Credit scores are like a note on your borrowing history, and all private student loan borrowers will consider your score when you apply for a loan. The scores are on a scale of 300 to 850, in five categories, according to Experiential:
The average credit score of the student loan borrower falls into the “very good” category. According to Experian data, approximately 46% of the US population has a credit rating in the “very good” or “excellent” categories. If your score is not in this range, there are things you can do.
Federal student loans do not require a credit check for many student borrowers and may have lower interest rates than private student loans. For the 2020-2021 school year, all Federal Direct Undergraduate Student Loans will have an interest rate of 2.75%. For private borrowers in 2020, the average interest rate for a co-signed fixed rate student loan is 10.20%.
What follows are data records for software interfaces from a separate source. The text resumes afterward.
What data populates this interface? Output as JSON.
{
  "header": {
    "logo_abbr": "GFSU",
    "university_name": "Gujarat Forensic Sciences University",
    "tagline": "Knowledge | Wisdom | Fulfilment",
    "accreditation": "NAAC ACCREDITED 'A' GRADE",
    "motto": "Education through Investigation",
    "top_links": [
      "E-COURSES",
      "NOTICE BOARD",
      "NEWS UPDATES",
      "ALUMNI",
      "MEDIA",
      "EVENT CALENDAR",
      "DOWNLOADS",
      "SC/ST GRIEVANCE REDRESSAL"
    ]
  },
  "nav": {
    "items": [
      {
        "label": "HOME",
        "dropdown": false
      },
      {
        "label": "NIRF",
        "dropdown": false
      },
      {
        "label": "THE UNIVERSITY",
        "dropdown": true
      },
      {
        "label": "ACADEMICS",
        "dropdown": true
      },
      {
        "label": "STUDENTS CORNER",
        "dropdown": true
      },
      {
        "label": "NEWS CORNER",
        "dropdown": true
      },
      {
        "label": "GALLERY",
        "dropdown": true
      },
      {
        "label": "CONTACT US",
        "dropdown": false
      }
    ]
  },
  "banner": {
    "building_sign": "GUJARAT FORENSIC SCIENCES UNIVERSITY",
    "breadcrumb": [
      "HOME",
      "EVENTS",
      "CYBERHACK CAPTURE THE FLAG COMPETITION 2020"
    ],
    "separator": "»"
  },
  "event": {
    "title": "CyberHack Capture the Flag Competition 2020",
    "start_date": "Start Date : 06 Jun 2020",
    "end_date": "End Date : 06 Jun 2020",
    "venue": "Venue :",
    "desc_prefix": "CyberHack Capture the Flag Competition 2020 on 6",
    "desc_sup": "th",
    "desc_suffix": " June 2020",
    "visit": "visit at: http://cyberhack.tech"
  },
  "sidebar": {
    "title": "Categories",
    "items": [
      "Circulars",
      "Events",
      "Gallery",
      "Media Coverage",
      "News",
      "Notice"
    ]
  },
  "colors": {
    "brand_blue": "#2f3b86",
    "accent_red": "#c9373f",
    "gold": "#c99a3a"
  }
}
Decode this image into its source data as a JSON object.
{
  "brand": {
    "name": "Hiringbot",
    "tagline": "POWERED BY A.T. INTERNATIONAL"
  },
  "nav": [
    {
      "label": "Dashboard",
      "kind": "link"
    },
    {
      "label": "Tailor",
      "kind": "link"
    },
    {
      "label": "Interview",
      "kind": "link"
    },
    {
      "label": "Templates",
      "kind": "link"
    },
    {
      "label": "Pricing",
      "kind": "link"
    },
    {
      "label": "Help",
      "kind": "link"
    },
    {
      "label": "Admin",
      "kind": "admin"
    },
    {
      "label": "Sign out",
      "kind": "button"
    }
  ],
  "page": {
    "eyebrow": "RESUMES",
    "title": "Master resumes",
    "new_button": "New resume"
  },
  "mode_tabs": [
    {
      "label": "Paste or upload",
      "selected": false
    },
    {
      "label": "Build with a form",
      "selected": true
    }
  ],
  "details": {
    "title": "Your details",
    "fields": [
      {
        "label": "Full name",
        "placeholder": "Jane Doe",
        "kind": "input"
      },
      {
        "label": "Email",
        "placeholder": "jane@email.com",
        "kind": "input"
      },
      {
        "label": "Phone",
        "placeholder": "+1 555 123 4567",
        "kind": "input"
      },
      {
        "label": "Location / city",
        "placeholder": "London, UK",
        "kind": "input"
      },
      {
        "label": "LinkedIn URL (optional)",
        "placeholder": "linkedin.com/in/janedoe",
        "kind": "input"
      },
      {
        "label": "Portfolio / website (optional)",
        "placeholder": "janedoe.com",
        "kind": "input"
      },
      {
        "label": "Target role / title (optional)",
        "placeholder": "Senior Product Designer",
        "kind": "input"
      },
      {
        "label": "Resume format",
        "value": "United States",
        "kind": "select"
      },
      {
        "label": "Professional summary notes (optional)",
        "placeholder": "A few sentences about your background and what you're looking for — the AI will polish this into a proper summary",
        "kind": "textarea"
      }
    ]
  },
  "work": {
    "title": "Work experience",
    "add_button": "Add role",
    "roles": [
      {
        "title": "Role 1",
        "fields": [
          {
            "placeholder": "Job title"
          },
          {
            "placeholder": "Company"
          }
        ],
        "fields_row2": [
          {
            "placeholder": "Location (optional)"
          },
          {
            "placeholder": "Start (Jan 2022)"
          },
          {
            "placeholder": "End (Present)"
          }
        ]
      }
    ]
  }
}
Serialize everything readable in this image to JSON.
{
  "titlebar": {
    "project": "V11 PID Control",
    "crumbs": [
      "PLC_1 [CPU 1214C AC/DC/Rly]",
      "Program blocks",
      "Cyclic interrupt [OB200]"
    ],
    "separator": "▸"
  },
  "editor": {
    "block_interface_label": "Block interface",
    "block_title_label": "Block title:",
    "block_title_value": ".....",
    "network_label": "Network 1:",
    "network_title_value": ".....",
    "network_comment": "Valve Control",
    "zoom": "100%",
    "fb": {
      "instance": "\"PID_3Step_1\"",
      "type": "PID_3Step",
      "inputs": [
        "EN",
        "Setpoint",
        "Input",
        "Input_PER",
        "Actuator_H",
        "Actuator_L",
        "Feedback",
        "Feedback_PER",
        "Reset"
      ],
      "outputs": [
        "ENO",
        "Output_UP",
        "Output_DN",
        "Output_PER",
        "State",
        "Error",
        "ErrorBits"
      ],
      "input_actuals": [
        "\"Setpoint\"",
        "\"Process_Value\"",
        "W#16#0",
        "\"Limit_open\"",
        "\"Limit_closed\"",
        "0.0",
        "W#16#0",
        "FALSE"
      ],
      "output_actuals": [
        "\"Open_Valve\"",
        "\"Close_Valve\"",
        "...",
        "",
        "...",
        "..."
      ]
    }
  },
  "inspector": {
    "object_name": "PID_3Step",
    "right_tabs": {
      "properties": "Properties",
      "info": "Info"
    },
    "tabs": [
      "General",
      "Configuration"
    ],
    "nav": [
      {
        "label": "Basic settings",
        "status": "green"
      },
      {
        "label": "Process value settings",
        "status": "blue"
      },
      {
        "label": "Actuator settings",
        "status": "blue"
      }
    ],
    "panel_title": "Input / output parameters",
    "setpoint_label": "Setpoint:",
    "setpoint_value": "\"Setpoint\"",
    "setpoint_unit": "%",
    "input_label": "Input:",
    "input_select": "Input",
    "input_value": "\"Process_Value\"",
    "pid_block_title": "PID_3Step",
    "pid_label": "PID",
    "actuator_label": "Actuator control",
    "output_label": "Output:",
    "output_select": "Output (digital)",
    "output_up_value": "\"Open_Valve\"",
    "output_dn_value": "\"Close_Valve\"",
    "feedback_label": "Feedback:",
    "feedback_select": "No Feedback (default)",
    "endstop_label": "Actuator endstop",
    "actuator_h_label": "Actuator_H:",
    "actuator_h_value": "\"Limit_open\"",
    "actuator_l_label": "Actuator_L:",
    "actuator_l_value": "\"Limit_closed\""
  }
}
Federal student loans are usually the smartest way to borrow for college. However, there are certain situations where you might need private loans, and there are several ways to increase your chances of approval.
Consider a co-signer and work on your credit score
Most students do not have a long credit history and could earn a better interest rate by having their loan co-signed with someone such as a parent or guardian.
A co-signer is someone who takes responsibility for the loan with you, and could also be held responsible for the loan if you stop paying it. According to data from LendEDU, people were more likely to be approved with a co-signer. Of those applications with a co-signer, about 36% were approved, while only about 8.8% of those who applied without a co-signer were approved. However, it should be noted that this could be a risky decision for your co-signer: they could be required to repay your loan if you don’t, and any late or missed payments you make could affect their credit rating as well.